Barcelona is Spain's second city and the capital of the proud and distinct region of Catalunya. With Franco's fascism now long gone, Catalan's creative and independent spirit is on a roll. Many visitors find this to be Spain's most cosmopolitan and vibrant corner.
In Barcelona a local told me "Catalan is Spain's Quebec." Traveling here you see how the people of Catalan have an affinity for other "stateless nations." Locals don't like to call their corner of Iberia a "region" of Spain, as that's what Franco called it.
They stress that they are a "nation without a state." And they have an affinity for other people who didn't get their independence when they drew the national boundaries. They live in solidarity with other stateless nations — finding Basque or Galacian bars a little more appealing than your run-of-the-mill Spanish ones.
Barcelona has a rich history: Roman colony, a dark age Visigothic capital, and a 14th-century maritime power. And beyond its great sights, be sure to appreciate the city's elegant sense of style and Mediterranean knack for good living.
The city's main square, Plaça de Catalunya, is the center of the world for 7 million Catalan people. It's a lively people scene throughout the day. The square is decorated with statues honoring important Catalans. Catalunya has its own distinct language, history, and flag — which locals fly proudly…next to Spain's on government buildings…and all alone from their apartments.
Catalunya has often been at odds with the central Spanish government in Madrid. Back in the 1930s this area was one of the last pockets of resistance against the Fascist dictator Francisco Franco. When Franco finally took power he punished the region with four decades of repression. During that time, locals were prohibited from flying their flag.
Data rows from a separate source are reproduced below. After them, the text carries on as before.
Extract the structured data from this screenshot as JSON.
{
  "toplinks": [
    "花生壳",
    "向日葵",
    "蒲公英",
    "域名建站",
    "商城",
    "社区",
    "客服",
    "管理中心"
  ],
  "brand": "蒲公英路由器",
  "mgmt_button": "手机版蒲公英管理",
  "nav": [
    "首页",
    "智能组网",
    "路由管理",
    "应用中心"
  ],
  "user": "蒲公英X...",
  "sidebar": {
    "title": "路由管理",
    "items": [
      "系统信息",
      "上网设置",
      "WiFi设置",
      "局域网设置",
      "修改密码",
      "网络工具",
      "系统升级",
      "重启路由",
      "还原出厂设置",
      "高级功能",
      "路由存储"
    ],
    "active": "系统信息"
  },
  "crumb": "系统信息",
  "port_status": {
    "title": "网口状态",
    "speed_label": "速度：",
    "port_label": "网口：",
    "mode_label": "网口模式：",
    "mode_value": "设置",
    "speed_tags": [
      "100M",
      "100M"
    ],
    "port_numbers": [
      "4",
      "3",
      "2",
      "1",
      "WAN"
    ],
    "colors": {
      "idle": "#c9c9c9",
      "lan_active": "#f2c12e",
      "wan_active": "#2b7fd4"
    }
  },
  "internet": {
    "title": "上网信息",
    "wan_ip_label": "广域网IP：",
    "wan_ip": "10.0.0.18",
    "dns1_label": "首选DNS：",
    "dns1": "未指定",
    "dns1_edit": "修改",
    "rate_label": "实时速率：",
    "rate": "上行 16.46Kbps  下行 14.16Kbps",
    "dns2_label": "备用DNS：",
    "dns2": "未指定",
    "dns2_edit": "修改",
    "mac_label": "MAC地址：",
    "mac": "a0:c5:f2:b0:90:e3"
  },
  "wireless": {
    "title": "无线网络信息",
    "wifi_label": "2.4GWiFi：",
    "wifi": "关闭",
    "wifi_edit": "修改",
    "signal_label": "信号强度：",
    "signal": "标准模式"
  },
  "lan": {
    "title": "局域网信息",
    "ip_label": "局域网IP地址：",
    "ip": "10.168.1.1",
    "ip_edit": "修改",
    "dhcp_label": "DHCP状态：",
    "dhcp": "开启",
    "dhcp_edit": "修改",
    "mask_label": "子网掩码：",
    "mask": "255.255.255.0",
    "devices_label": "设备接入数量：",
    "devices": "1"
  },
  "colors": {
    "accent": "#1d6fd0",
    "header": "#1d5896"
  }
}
To show their national spirit, they flew the flag of the Barcelona soccer team instead.
Even Barcelona's ATM machines are in solidarity with the European family of "Stateless Nations." They offer the correct choice of languages: Along with Angles, Frances, and Castellano (Spanish), you'll always find Gallec, Euskera, and Catalan. Even though there's likely not one ATM user a year who would speak only Gallec (from Galicia in northwest Spain) or Euskera (from the Basque Country), they give them the linguistic respect they would hope for in a foreign land.
Each Sunday Barcelonans gather in front of their cathedral to celebrate their community by dancing the traditional sardana. Traditional instruments — which evoke the struggle these people have waged through the centuries to keep their culture alive — sound sweet (I think only) to Catalan ears.
The Catalan language is irrevocably tied to the history and spirit of the Catalan people. Since the end of the Franco era in the mid-1970s, the language has enjoyed a huge resurgence. It's the language of the local schools and these days children here speak Catalan first, and Spanish second.
A recent affluence has elevated the city. There's barely a hint of danger in the once-questionable Barri Gòtic neighborhood. I remember the city's main boulevard, the Ramblas, when it was rich at the top and very rough at the port. Lurid prostitutes would line the street where it finally hit the harbor.
Today the Ramblas is rich at the top and rich at the port and the only thing left of the prostitutes are holes ground by anxious high heels into the stone thresholds of brothel doorways that once faced the boulevard.
The toughest thing surviving on the Ramblas are the roving gangs of thugs who run the high-energy, extremely twitchy shell games. With spotters uphill and downhill, and a full team of shills, nervous men scoot their dodgy peas. It's amazing there are enough fools on the streets to keep them in business.
While souvenir shops and crowds of tourists have diluted the Ramblas' former elegance, it still offers an entertaining place to see the carnival of Barcelona life. But pay attention. Wherever people stop to gawk, pickpockets are at work. I think you're as likely to be pickpocketed in Barcelona — especially here on the Ramblas — as about anywhere else in Europe. If you stop for any commotion or spectacle, put your hands in your pockets before someone else does.
My highlight with this Barcelona visit was less exciting — pimientos de Padrón (or in Catalan: pebrots de Padró)…lightly fried peppers salted and served piping hot. They're a kind of Russian roulette for the taste buds, as the eager eater knows that every once in a while you hit a super spicy pepper.